By Michael G. Soojian, MD
Carpal tunnel syndrome (CTS) is a nerve compression syndrome that occurs as a result of pressure on the median nerve in the wrist. As the median nerve enters the hand, it passes through an enclosed space known as the carpal tunnel, along with the tendons that bend the fingers and thumb. If pressure builds up within the carpal tunnel, the median nerve gets irritated and inflamed causing feelings of tingling, burning, and numbness in the finger tips, specifically in the thumb, index finger, middle finger, and part of the ring finger. If CTS goes untreated long enough, it can irreversibly damage the median nerve, resulting in permanent numbness and weakness in the hand.
CTS is commonly associated with repetitive use of the hands, and may be associated with either leisure or work-related activities. CTS may also be related to an underlying medical condition such as diabetes, hypothyroidism, pregnancy, or an inflammatory condition like rheumatoid arthritis. It also can develop as a result of a wrist fracture or other types of trauma.
If patients are seen within a few months or less of initial symptoms, CTS can usually be treated without surgery. An important aspect of non-surgical treatment is figuring out the cause and then modifying activities appropriately. Ergonomic changes to computer workstations and wearing a brace to hold the wrist in a straight position can reduce pressure on the median nerve. Cortisone (a liquid anti-inflammatory) can be injected into the carpal tunnel as a means of decreasing nerve inflammation.

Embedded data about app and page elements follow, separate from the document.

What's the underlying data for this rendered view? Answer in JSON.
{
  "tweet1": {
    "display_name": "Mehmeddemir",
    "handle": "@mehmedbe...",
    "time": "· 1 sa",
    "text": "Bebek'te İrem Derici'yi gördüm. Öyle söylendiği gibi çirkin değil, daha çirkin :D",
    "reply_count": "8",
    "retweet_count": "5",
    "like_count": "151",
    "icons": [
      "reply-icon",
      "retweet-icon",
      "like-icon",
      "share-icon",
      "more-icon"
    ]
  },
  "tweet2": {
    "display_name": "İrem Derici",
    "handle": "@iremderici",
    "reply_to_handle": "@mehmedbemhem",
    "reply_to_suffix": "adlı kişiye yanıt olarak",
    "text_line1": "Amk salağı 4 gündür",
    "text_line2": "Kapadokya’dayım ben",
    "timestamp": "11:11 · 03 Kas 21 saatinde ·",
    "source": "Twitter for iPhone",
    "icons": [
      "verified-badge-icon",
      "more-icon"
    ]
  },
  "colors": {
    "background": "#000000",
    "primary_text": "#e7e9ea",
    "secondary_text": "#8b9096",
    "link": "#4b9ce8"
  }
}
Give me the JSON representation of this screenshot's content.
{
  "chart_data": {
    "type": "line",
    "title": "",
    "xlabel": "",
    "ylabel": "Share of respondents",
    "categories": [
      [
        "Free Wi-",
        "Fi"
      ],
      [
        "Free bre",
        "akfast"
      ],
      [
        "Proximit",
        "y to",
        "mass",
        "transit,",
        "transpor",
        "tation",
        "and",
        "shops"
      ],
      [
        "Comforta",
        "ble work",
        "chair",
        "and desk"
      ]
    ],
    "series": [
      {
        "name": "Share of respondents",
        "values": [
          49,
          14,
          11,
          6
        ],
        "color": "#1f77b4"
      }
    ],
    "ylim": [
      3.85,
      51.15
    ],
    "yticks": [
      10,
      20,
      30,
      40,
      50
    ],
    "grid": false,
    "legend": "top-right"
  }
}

When non-operative treatment fails, or when patients have severe symptoms, surgery can be considered. A nerve test known as an EMG (or electromyography) with NCV (nerve conduction velocity) may be ordered. This test can serve to confirm the diagnosis of CTS and rule out other potential causes of nerve inflammation. Surgery is performed on an outpatient basis, usually with a combination of local anesthesia and a sedative injected through an IV. The goal of surgery is to cut through a ligament known as the transverse carpal ligament to convert the carpal tunnel from an enclosed space into an open space. This in turn releases pressure on the median nerve and allows it to recover and heal. Cutting through this ligament does not compromise wrist function and in some cases, patients experience an immediate dramatic relief in their numbness and tingling. In other cases, it can take weeks or months for the nerve to fully recover. Patients who are initially seen with constant numbness and weakness (signs of permanent nerve damage) usually do not regain normal nerve function, but often experience an improvement in symptoms.
In regards to both operative and non-operative treatment of CTS, the most important prognostic factors are the severity of the symptoms (numbness/ tingling) and the duration of time they have been present.